TVs use algorithms to limit how bright the screen gets, especially with large areas, like in our 100% peak window test. It's done to prevent the entire screen from getting too bright and damaging internal electronics. What this essentially means is small areas get brighter than large areas, and we want to know just how much difference there is between the two. Our Automatic Brightness Limiter (ABL) coefficient variant calculates the difference in brightness between the sustained windows tests after normalizing for noticeable differences with the Perceptual Quantizer (PQ) EOTF. This means we only calculate the noticeable differences that we can see when watching TV.
A TV with an ABL of 0 means that the brightness doesn't change across different content. A high ABL is usually found on OLEDs, as large areas are noticeably less bright on those TVs. Also, it's possible for small highlights to be less bright than larger areas because of frame dimming on some TVs, as seen on the Vizio M7 Series Quantum 2020; in this case, the ABL is also high. ABL isn't something you should worry about too much if you just watch SDR content, as most TVs can maintain a high brightness level in SDR without any ABL.
Unfortunately, there's no way to control the ABL. Some TVs dim less than others do, though. If you watch content with large areas of bright colors, like hockey or brightly colored cartoons, you should look for a model that doesn’t have too much of a decrease in brightness between the 25% window test and the 100% window test. Some TVs allow you to disable ABL from the service menu, but we don't recommend doing this, as ABL is designed as a protection mechanism for the TV. Disabling ABL could cause your TV to overheat.
For the ABL calculation to be significant, it should correspond to the way we perceive different luminosity levels. The eye is much more sensitive to small changes in luminosity in a dark environment than in a bright one. Although the measured change in luminosity may be the same, the brighter source is better because we don't notice the change in brightness as much. Essentially, if a screen goes from 25cd/m² to 20 cd/m², it's more noticeable than a screen going from 100 cd/m² to 95 cd/m². This linearization is done with the PQ EOTF, as you can see below.
PQ is a function that relates luminosity with noticeable differences in brightness. When the PQ curve is divided into 4096 segments (12-bit), there are smaller steps that relate to the change in brightness; the horizontal dotted lines represent each step, and as you can see, the first step in each segment represents a higher change than the last segment. We use this to linearize all of our luminosity measurements for this test, ensuring the ABL best represents what's seen.
You should set your TV’s backlighting/brightness to whatever level looks best in your room. Generally, you should keep it a bit dimmer when watching in a dark room and make it very bright in a room with lots of light. Adjusting the luminance of the TV doesn't affect picture quality, so you can easily put it to whatever setting you like.
At the end of the day, you're the one watching TV, so if you want to make the image brighter, do whatever it takes to make it look better for your viewing experience. These are just generalized recommendation settings, and it changes between TVs.

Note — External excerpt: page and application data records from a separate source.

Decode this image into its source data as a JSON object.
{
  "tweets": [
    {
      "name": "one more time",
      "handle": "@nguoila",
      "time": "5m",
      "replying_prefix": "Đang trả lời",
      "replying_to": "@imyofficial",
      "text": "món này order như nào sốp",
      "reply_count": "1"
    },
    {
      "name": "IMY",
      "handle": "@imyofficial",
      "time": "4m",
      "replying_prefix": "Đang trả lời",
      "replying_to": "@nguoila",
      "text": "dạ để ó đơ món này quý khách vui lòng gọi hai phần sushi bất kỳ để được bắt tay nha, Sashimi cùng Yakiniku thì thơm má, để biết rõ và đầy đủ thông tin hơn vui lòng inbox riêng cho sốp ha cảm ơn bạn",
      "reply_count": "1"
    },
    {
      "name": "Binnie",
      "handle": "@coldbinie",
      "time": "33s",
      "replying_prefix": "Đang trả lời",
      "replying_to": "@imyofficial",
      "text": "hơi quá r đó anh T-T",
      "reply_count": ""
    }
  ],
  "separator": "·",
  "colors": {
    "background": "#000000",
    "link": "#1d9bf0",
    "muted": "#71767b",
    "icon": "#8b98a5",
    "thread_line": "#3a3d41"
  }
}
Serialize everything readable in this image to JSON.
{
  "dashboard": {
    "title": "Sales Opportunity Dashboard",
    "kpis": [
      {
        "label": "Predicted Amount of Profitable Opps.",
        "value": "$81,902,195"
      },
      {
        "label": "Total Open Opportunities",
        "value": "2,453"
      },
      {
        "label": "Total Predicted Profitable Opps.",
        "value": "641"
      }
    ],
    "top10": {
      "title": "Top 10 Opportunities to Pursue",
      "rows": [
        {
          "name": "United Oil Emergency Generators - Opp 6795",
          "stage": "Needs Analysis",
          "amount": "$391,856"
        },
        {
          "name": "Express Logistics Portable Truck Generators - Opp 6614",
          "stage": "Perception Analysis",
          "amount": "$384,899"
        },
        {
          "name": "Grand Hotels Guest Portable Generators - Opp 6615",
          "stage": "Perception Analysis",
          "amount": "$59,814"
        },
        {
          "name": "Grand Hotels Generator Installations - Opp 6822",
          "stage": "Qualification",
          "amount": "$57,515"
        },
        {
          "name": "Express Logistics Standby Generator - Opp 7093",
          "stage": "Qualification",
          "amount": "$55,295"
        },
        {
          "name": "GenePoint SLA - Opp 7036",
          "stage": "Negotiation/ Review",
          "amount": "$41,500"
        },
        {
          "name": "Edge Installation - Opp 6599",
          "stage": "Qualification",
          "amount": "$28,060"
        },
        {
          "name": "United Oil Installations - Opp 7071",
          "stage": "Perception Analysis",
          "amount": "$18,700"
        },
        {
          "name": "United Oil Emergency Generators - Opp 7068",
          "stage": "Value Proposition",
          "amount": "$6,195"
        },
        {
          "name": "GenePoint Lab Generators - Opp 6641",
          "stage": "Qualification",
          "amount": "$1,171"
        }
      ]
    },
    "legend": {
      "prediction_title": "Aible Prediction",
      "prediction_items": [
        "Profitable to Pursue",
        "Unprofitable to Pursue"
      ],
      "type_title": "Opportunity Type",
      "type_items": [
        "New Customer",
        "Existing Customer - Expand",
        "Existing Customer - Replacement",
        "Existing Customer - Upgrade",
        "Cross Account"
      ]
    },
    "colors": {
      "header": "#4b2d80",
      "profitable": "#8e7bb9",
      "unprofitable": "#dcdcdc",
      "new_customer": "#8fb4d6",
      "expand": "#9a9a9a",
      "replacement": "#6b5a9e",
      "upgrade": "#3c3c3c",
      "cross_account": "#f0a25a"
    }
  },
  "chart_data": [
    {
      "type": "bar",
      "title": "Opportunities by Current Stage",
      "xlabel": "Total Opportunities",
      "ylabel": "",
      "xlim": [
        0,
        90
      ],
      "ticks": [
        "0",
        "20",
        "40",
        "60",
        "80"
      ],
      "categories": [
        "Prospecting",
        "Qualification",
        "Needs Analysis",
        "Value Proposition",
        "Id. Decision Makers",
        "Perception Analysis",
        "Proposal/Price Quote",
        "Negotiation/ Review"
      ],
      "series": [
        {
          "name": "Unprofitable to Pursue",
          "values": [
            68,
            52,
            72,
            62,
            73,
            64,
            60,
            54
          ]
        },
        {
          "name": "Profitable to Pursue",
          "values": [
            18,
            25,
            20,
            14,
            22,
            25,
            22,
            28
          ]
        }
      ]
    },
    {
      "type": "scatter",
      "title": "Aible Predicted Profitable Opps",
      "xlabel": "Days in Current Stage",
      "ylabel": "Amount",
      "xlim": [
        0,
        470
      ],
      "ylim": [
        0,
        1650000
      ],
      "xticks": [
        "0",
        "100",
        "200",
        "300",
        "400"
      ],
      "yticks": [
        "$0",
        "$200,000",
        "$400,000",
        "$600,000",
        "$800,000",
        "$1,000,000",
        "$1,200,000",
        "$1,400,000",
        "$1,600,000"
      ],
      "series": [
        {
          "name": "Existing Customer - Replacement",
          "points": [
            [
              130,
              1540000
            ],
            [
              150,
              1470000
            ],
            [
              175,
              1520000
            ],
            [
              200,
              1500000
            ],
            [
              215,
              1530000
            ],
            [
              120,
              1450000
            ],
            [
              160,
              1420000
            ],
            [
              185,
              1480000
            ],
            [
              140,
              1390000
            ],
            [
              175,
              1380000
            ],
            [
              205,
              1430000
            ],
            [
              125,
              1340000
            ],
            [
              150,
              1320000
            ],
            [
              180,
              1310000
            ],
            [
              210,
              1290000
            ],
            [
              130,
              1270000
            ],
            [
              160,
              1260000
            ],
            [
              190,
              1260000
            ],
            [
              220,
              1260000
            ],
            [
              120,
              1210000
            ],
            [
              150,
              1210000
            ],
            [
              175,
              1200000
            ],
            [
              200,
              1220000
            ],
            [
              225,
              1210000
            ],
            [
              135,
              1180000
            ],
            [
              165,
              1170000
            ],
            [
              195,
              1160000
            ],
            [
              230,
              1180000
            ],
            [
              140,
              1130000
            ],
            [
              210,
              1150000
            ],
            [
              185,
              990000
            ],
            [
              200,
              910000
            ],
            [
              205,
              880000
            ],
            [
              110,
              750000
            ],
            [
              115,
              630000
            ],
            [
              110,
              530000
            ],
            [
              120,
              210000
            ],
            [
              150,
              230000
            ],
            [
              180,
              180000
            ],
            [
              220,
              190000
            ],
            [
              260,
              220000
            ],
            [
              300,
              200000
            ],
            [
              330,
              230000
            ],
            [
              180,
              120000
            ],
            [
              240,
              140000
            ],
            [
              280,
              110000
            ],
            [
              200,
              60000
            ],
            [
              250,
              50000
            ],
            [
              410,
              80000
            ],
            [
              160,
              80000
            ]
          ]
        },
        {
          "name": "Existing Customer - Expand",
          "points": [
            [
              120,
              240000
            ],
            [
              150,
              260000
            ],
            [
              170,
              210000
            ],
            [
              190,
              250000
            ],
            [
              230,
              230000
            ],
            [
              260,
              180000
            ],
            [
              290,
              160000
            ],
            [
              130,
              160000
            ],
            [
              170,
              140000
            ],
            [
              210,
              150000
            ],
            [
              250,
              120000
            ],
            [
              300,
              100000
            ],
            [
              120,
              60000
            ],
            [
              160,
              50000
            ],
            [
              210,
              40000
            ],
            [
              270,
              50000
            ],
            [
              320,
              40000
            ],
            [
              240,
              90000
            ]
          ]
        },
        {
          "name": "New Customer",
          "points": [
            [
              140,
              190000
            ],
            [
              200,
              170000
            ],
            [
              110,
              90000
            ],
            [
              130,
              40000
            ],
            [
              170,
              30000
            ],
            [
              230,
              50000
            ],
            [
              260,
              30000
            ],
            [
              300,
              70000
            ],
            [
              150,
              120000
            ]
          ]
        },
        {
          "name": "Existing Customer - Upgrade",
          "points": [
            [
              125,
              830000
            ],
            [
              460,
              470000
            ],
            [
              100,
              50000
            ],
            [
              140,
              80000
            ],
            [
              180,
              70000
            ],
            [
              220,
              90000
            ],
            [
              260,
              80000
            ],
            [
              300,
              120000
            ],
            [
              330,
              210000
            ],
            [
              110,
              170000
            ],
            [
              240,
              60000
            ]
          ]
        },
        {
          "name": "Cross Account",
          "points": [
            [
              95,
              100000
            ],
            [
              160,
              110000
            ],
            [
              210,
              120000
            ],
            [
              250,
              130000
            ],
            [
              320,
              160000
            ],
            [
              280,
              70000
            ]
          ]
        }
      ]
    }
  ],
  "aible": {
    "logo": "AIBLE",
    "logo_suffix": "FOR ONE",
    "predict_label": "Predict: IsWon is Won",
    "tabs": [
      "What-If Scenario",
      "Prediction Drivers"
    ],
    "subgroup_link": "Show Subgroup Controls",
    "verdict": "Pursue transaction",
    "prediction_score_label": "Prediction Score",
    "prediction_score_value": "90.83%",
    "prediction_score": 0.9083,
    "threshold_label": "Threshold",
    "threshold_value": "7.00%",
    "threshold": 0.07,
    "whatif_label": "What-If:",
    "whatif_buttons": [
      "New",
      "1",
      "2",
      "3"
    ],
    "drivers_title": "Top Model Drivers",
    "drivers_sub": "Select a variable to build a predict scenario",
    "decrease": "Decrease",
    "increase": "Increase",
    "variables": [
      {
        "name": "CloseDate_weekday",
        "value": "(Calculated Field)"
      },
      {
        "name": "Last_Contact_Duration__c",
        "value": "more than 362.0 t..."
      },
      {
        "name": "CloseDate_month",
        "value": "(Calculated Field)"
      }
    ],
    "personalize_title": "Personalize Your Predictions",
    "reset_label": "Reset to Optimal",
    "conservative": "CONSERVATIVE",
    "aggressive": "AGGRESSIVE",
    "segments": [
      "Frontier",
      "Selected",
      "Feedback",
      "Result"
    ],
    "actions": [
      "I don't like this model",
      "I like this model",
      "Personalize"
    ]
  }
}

A TV's brightness indicates how bright images can get on the screen. It matters most if you watch TV in a well-lit room, as you want your screen to get bright enough to combat glare; otherwise, it may be hard to see. We test for a TV's brightness to know exactly how bright it can get, but also to see if it remains a consistent brightness level across different content. If you watch TV in dark rooms, then brightness shouldn't be something to worry about.